The KDX, on the other hand, in stock form, is Clark Kent to the KTM's Superman. It's mellow, friendly, and will never intimidate you. It's cushy and comfortable, and is perfectly happy to cruise around at sight-seeing speeds all day long. But it also goes fast quite well when the desire strikes you, it just takes a little more work than the KTM to do it. A well-setup KDX200 can show it's rear fender to many more powerful bikes in the twisty nasty woods. And therein lies the rub. A stock KDX is rather poorly set up from the factory. It is jetted very poorly, the suspension is unbalanced, and it has a very corked-up exhaust system. But simple jetting changes, stiffer fork springs to balance the suspension, an opened-up air box, and an aftermarket exhaust system will transform the bike into a friendly-yet-deceptively-fast trail/race bike. For less money than the stock KTM200.


The KDX is a bit heavier than the KTM, but not so much that it's unpleasant to ride. The brakes aren't quite as powerful as the KTMs either, but they are still good, and supremely controlable.

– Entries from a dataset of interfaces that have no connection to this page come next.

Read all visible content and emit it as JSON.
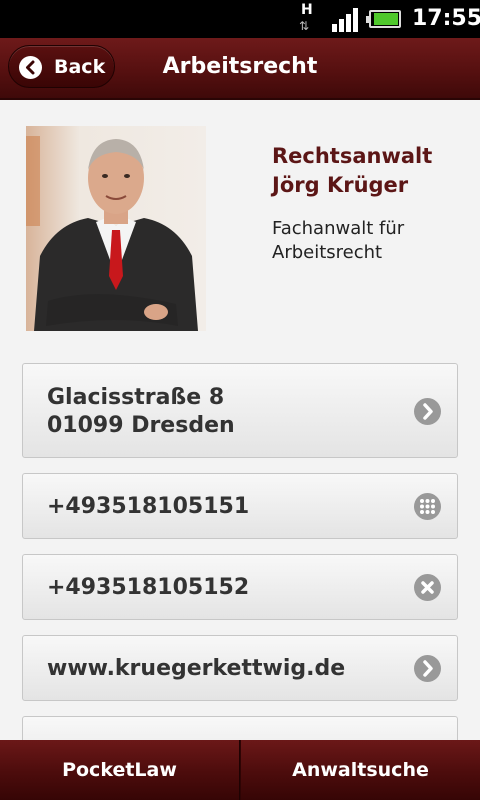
{
  "status_bar": {
    "network_type": "H",
    "time": "17:55",
    "battery_level": 0.85
  },
  "header": {
    "back_label": "Back",
    "title": "Arbeitsrecht"
  },
  "profile": {
    "name_line1": "Rechtsanwalt",
    "name_line2": "Jörg Krüger",
    "specialty_line1": "Fachanwalt für",
    "specialty_line2": "Arbeitsrecht"
  },
  "contacts": [
    {
      "lines": [
        "Glacisstraße 8",
        "01099 Dresden"
      ],
      "icon": "chevron-right-icon"
    },
    {
      "lines": [
        "+493518105151"
      ],
      "icon": "keypad-icon"
    },
    {
      "lines": [
        "+493518105152"
      ],
      "icon": "close-icon"
    },
    {
      "lines": [
        "www.kruegerkettwig.de"
      ],
      "icon": "chevron-right-icon"
    }
  ],
  "tabs": {
    "left": "PocketLaw",
    "right": "Anwaltsuche"
  },
  "colors": {
    "header": "#561010",
    "accent_text": "#5c1616",
    "status_bar": "#000000"
  }
}
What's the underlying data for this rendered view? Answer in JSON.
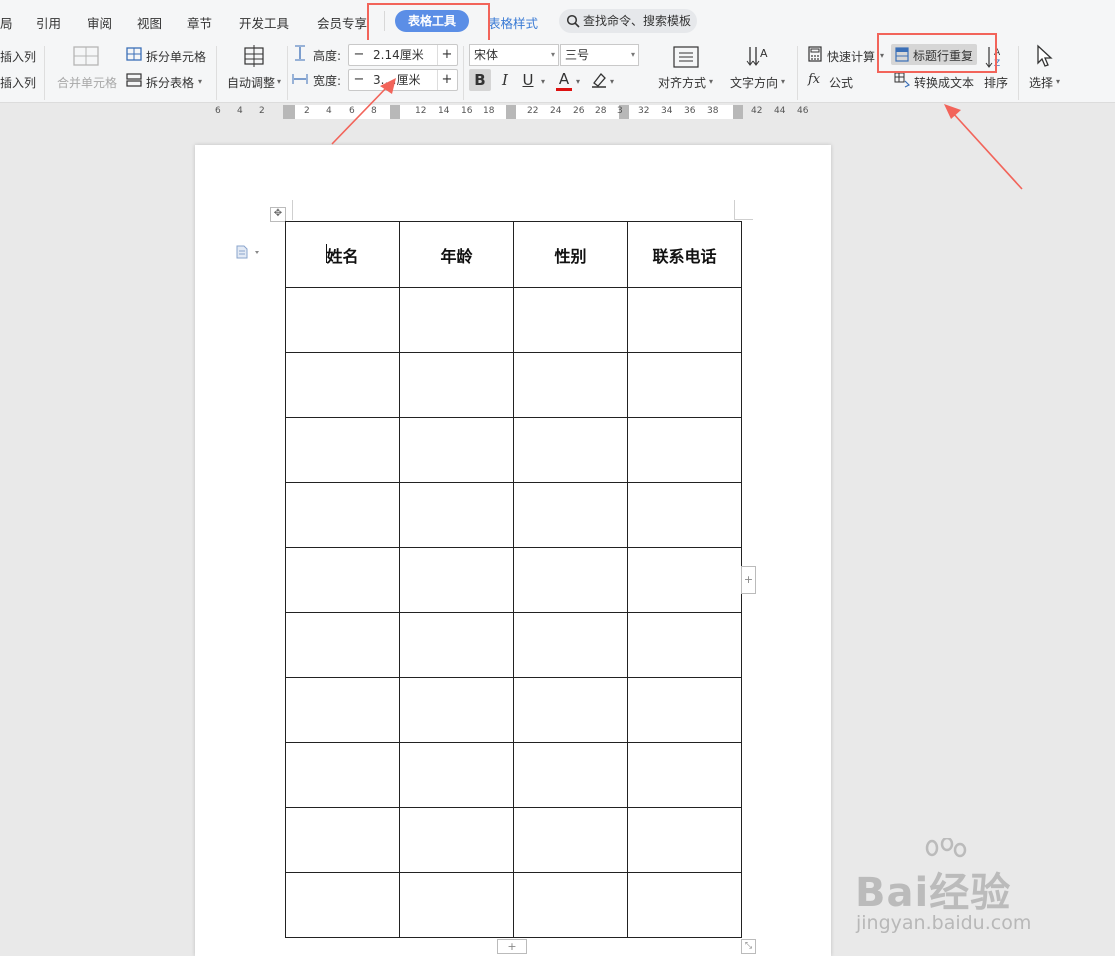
{
  "menu": {
    "items": [
      "局",
      "引用",
      "审阅",
      "视图",
      "章节",
      "开发工具",
      "会员专享"
    ],
    "active_tab": "表格工具",
    "next_tab": "表格样式",
    "search_label": "查找命令、搜索模板"
  },
  "ribbon": {
    "insert_col_1": "插入列",
    "insert_col_2": "插入列",
    "merge_cells": "合并单元格",
    "split_cells": "拆分单元格",
    "split_table": "拆分表格",
    "auto_adjust": "自动调整",
    "height_label": "高度:",
    "height_value": "2.14厘米",
    "width_label": "宽度:",
    "width_value": "3.…厘米",
    "font_name": "宋体",
    "font_size": "三号",
    "bold": "B",
    "italic": "I",
    "underline": "U",
    "font_color": "A",
    "align": "对齐方式",
    "text_direction": "文字方向",
    "quick_calc": "快速计算",
    "formula": "公式",
    "fx": "fx",
    "header_repeat": "标题行重复",
    "convert_text": "转换成文本",
    "sort": "排序",
    "select": "选择"
  },
  "ruler": {
    "numbers": [
      "6",
      "4",
      "2",
      "2",
      "4",
      "6",
      "8",
      "12",
      "14",
      "16",
      "18",
      "22",
      "24",
      "26",
      "28",
      "3",
      "32",
      "34",
      "36",
      "38",
      "42",
      "44",
      "46"
    ]
  },
  "table": {
    "headers": [
      "姓名",
      "年龄",
      "性别",
      "联系电话"
    ],
    "empty_rows": 10
  },
  "watermark": {
    "brand": "Bai经验",
    "url": "jingyan.baidu.com"
  },
  "colors": {
    "accent": "#5b8ee6",
    "highlight": "#f2645a",
    "background": "#e9e9e9"
  }
}
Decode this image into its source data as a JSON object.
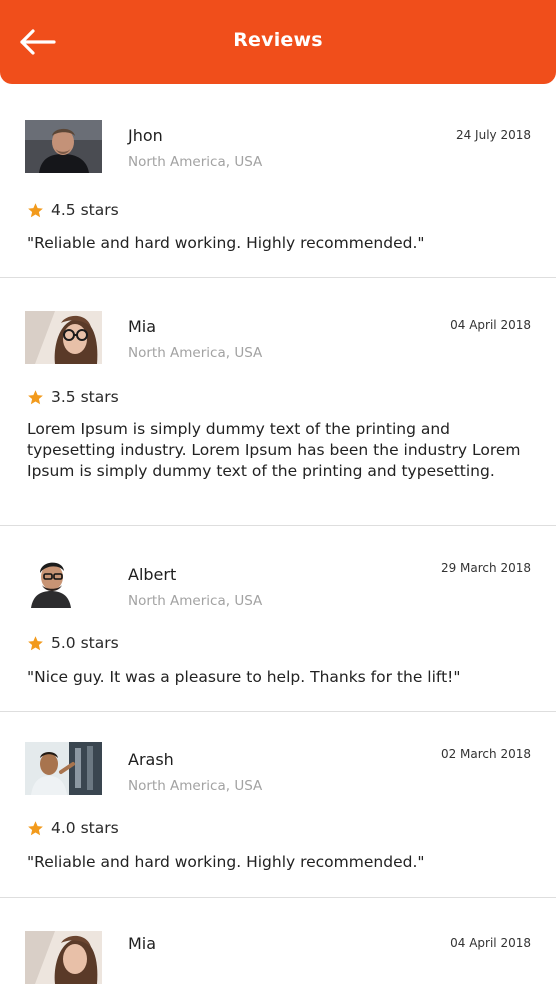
{
  "header": {
    "title": "Reviews",
    "back_icon": "arrow-left-icon",
    "bg_color": "#f04e1b"
  },
  "accent": {
    "star_color": "#f29a1c"
  },
  "reviews": [
    {
      "name": "Jhon",
      "location": "North America, USA",
      "date": "24 July 2018",
      "rating": "4.5 stars",
      "text": "\"Reliable and hard working. Highly recommended.\""
    },
    {
      "name": "Mia",
      "location": "North America, USA",
      "date": "04 April 2018",
      "rating": "3.5 stars",
      "text": "Lorem Ipsum is simply dummy text of the printing and typesetting industry. Lorem Ipsum has been the industry Lorem Ipsum is simply dummy text of the printing and typesetting."
    },
    {
      "name": "Albert",
      "location": "North America, USA",
      "date": "29 March 2018",
      "rating": "5.0 stars",
      "text": "\"Nice guy. It was a pleasure to help. Thanks for the lift!\""
    },
    {
      "name": "Arash",
      "location": "North America, USA",
      "date": "02 March 2018",
      "rating": "4.0 stars",
      "text": "\"Reliable and hard working. Highly recommended.\""
    },
    {
      "name": "Mia",
      "date": "04 April 2018"
    }
  ]
}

The KTM has a reputation for very high build quality and has many excellent parts, such as a hydraulic clutch, stock forged piston (the KDX 220 OEM piston is known to be flawed and short-lived), excellent Brembo brakes, etc.


You would be happy with either bike. The KDX is a more mellow ride, while the KTM can be busy and hyper-feeling at times. But they are both excellent off road mounts.


I will say you're a tad heavy for either bike, no matter which one you get you'll need to re-spring/re-valve the suspension.

Share this post

Link to post
Share on other sites

Create an account or sign in to comment

You need to be a member in order to leave a comment

Reply with:

Sign in to follow this